From this early tranquility, there can only be dissolution. It soon becomes clear that these are child soldiers doing hostage containment in a remote environment, and while this station might be a tolerable assignment, there can be worse ones. The high-altitude idyll that was their home comes under attack in a sanity-shattering assault of rockets and mortars, and they’re transferred by the Messenger into the jungle, where, like most movies that take place in the jungle, the inhospitable and unforgiving surroundings make peaceful living impossible. Gradually, the playfulness of the early scenes feels like a distant memory, traded in for desperation on Doctora’s part for rescue and cruelty on the part of her jailers, both towards her and on each other. Aided by a score from the incomparable Mica Levi (Under the Skin, Jackie), Landes instills an uncomfortable creep factor as the film transitions to a sweaty, bug-infested battle of wills between Doctora, the Messenger, and the teenagers caught between his orders and the reality of what following them entails.
As a film that heavily centers adolescents, Monos makes manifest something that everyone knows deep in their bones: children shouldn’t have guns. The physical prowess and energy required to be a soldier has never seemed as incompatible with the mental forebearance required to wield deadly power as it does here. The bodies of these teenagers can handle the exertion, but the swagger displayed early as harmless posturing can only degrade into violent domination. Moises Arias, playing a character named Bigfoot, is the avatar of this theme, turning into a wild-eyed sinewy monster as the film goes on. A character like him, reveling in guns and wallowing in military boredom, can only chafe against authority that drops in every few weeks to exert total control over all aspects of his and his friends’ lives, an amped-up encapsulation of the bucking that every teenager engages with.

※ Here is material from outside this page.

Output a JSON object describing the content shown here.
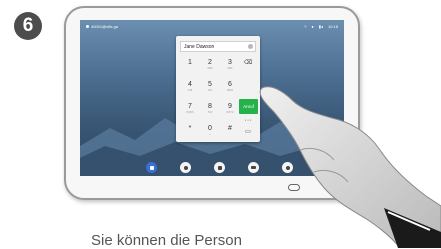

Monos’ is most successful as an anti-tourist promotion for the jungle, which has rarely looked more uninviting and deadly as it does here. This is a film that smells like a combination of filthy humans, humidity, and rot. A chorus of insect chirps and animal grunts are a constant accompaniment to Levi’s score, making silence or peace an impossibility. Throw on the increasing recklessness of the soldiers, and Monos becomes a pressure cooker with no release valve. So much of this effect is sensory, as Landes uses visceral editing and acting to fully convince the viewer of the environment’s implacable discomfort. Something as necessary as falling asleep becomes something to be dreaded, because that just lays one’s defenses down against the many invaders and parasites who want to make a feast of one’s blood and eye juices. For the teens who ostensibly signed up to be here, there’s a dead-eyed resignation. For Nicholson’s Doctora, there’s the desperation and exertion of an intense physical performance. Landes communicates how badly a person would want to get out of here, and she demonstrates the difficulty of making that a reality.
Monos is a peak cinematic experience about something no one want to experience, and is therefore exactly why the medium is so transporting. Landes prompts the viewer to involuntarily reach up to swat a bug out of their ear, or entices the hairs on the back of one’s neck to stand up at the specific sound the teens make to communicate wordlessly with each other, a sound that Levi integrates into the score to further unnerving effect. The tactile nature of Monos and its descent into jungle madness are a high-water mark for films set in this kind of place, a place where chaotic nature cannot be tamed by any authority other than the will to be nastier and crueler than one’s rival, which is everyone. Herzog would approve. B+